YOUR QUESTIONS ANSWERED: Is Vinegar Harmful?
By Dirk Anderson
Ellen White wrote of the injurious effects of vinegar consumption:
The salads are prepared with oil and vinegar, fermentation takes place in the stomach, and the food does not digest, but decays or putrefies; as a consequence, the blood is not nourished, but becomes filled with impurities, and liver and kidney difficulty appears. Heart disturbances, inflammation, and many evils are the result of such kind of treatment, and not only are the bodies affected, but the morals, the religious life, are affected.1
While excessive amounts of vinegar can slow digestion, there is no evidence that drinking the small volume of vinegar found in salad dressings causes any of the serious problems mentioned by Ellen White.

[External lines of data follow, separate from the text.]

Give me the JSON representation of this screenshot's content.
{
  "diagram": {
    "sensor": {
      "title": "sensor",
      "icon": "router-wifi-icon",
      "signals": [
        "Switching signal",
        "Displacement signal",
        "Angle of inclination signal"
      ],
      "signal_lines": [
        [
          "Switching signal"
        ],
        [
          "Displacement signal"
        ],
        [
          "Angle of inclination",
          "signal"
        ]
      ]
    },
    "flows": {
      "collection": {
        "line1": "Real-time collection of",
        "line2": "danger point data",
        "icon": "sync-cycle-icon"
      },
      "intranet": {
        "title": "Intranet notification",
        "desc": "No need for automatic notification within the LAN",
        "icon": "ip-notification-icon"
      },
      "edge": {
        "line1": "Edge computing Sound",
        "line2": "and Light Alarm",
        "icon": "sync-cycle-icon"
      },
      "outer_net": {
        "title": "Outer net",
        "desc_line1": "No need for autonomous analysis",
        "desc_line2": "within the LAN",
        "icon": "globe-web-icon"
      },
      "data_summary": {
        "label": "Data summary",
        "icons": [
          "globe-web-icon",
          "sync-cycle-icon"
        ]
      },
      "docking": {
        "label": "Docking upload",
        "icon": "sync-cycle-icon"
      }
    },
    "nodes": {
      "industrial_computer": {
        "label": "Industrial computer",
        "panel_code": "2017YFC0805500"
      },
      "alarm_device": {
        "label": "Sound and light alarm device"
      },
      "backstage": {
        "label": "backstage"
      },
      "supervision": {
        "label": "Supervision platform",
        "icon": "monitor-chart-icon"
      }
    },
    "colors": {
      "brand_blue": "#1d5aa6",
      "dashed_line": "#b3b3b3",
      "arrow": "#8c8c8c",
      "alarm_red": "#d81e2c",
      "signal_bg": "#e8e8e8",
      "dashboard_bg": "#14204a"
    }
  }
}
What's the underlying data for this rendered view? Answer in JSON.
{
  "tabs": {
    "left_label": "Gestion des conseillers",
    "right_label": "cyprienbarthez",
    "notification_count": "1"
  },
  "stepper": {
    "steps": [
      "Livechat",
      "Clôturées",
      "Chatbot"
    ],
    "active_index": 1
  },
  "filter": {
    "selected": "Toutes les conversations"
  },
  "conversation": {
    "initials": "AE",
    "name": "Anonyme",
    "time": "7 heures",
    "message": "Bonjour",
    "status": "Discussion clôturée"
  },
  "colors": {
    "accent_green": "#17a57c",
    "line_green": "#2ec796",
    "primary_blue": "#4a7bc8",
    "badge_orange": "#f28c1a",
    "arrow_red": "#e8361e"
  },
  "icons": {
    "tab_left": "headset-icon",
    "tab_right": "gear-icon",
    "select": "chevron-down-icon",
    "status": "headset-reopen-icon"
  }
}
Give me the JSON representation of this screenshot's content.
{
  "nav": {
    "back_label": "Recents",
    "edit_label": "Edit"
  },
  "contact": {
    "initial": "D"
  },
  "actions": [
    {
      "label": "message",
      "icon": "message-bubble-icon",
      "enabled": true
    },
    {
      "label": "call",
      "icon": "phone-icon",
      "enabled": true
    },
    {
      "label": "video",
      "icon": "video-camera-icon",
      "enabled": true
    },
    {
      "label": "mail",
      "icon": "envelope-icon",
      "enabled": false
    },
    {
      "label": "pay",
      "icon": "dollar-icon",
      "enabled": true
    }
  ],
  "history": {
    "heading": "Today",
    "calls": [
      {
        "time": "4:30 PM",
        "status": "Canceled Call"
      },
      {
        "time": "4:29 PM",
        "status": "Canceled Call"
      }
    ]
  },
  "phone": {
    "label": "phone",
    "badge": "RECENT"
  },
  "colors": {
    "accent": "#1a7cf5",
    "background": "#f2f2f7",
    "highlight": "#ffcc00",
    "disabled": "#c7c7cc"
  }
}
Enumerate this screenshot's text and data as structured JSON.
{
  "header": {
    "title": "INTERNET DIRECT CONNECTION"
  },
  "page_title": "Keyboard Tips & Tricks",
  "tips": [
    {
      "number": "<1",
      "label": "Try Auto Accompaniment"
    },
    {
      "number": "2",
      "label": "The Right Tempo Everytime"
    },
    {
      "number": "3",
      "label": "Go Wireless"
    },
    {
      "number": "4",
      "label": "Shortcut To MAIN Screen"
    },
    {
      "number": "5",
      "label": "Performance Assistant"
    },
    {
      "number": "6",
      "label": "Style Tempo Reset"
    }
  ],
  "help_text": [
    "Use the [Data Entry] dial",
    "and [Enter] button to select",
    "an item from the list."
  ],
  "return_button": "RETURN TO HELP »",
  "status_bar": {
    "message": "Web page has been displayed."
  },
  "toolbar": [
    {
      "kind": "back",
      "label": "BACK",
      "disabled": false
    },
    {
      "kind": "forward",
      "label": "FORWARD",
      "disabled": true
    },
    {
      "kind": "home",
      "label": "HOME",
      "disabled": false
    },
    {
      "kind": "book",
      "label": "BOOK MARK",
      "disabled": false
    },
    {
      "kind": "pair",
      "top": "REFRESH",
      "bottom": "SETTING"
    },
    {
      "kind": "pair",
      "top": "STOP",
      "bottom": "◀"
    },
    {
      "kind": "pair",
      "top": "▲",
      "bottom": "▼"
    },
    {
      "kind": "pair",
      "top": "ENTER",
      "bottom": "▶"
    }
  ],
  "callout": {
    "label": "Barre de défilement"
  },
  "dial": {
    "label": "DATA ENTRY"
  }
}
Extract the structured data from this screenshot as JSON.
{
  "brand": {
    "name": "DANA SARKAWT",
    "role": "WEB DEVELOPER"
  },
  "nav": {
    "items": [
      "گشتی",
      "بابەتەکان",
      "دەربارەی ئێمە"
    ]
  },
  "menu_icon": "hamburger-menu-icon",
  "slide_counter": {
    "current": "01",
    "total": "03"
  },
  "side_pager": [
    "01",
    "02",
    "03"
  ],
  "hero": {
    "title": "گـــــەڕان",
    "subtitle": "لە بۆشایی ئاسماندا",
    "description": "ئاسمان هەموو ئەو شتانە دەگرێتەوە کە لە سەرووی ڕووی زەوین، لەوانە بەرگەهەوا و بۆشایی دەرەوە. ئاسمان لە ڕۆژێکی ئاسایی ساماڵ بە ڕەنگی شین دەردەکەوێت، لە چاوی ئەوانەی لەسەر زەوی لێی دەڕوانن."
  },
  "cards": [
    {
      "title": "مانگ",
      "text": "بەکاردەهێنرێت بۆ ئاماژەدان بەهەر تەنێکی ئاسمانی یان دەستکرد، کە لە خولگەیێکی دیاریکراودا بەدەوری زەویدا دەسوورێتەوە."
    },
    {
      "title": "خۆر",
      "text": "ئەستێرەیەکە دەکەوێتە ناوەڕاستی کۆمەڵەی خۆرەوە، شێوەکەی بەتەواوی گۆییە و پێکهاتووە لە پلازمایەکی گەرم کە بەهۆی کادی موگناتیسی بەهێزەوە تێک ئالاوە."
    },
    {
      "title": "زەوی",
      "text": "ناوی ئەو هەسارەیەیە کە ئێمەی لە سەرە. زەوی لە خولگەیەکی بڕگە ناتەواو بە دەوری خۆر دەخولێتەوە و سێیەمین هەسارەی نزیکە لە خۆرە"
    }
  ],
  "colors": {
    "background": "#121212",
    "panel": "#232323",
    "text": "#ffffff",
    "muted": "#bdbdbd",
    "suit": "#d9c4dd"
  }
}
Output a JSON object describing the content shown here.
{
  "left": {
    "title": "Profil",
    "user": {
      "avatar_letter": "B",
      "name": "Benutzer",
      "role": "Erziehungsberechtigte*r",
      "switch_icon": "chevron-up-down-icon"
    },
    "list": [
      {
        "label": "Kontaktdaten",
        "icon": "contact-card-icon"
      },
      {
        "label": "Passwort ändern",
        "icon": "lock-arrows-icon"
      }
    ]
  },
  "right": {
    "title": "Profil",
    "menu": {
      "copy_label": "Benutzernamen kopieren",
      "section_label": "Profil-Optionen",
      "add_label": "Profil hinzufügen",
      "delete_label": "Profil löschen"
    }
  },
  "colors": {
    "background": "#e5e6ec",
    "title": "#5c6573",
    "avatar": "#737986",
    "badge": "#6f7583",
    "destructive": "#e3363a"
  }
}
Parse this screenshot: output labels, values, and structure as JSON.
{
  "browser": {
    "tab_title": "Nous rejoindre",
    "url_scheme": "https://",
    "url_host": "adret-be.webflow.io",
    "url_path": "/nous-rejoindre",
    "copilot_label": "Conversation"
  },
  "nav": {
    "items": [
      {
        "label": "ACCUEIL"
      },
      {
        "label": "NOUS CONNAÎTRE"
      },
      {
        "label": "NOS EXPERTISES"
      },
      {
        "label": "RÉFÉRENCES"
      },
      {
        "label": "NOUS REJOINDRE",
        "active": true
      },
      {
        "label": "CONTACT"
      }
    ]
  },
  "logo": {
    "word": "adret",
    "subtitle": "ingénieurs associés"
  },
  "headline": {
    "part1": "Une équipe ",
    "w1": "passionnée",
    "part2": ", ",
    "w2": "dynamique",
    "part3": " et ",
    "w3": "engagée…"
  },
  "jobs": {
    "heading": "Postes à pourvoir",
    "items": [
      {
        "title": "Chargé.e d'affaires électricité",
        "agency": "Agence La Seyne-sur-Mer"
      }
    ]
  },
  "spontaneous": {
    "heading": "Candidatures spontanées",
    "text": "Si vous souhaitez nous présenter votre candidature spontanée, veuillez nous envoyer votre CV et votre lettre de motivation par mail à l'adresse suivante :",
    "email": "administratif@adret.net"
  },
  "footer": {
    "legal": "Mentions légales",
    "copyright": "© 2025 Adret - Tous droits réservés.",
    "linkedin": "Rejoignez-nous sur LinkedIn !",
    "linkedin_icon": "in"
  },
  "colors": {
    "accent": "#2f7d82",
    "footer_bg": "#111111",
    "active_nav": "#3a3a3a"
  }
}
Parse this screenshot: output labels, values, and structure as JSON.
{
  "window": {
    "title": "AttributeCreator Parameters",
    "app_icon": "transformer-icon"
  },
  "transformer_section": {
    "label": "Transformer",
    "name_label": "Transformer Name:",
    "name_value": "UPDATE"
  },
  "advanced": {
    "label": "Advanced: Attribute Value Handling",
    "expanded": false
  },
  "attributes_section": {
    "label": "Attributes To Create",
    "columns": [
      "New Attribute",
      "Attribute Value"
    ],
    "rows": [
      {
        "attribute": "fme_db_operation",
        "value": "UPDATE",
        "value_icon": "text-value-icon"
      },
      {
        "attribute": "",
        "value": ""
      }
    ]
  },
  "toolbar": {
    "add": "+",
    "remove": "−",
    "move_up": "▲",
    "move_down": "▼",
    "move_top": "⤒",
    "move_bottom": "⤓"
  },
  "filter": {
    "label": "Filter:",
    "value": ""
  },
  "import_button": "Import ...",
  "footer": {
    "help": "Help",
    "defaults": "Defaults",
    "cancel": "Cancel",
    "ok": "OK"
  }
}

Vinegar has been used as a natural medicine since ancient times. It is mentioned in the biblical books of Ruth and in Proverbs. In ancient Greece, Hippocrates prescribed vinegar for some of his patients. Sailors at sea used vinegar to prevent scurvy. Scientific evidence has proven vinegar to be helpful for:2
Eating vinegar may be particularly beneficial for diabetics. Studies have found that the acidity in vinegar "slows the digestive process...curtailing rapid rises in blood sugar."3
Like so many of her other health counsels, it appears Mrs. White may not have had all the facts about the health benefits of vinegar.
1. Ellen White, Letter 9, 1887.
2. "Health Benefits of Apple Cider Vinegar", WebMD, Dec. 2, 2020. https://www.webmd.com/diet/health-benefits-apple-cider-vinegar.
3. Jean Carper, Your Miracle Brain, p. 131. "One Italian study showed that adding only four teaspoons of vinegar to an average meal depressed blood sugar by as much as 30 percent! ... Combining vinegar with high GI white potatoes, as in making potato salad reduced the glycemic index 25%, according to tests by Jennie Brand-Miller."
Please SHARE this using the social media icons below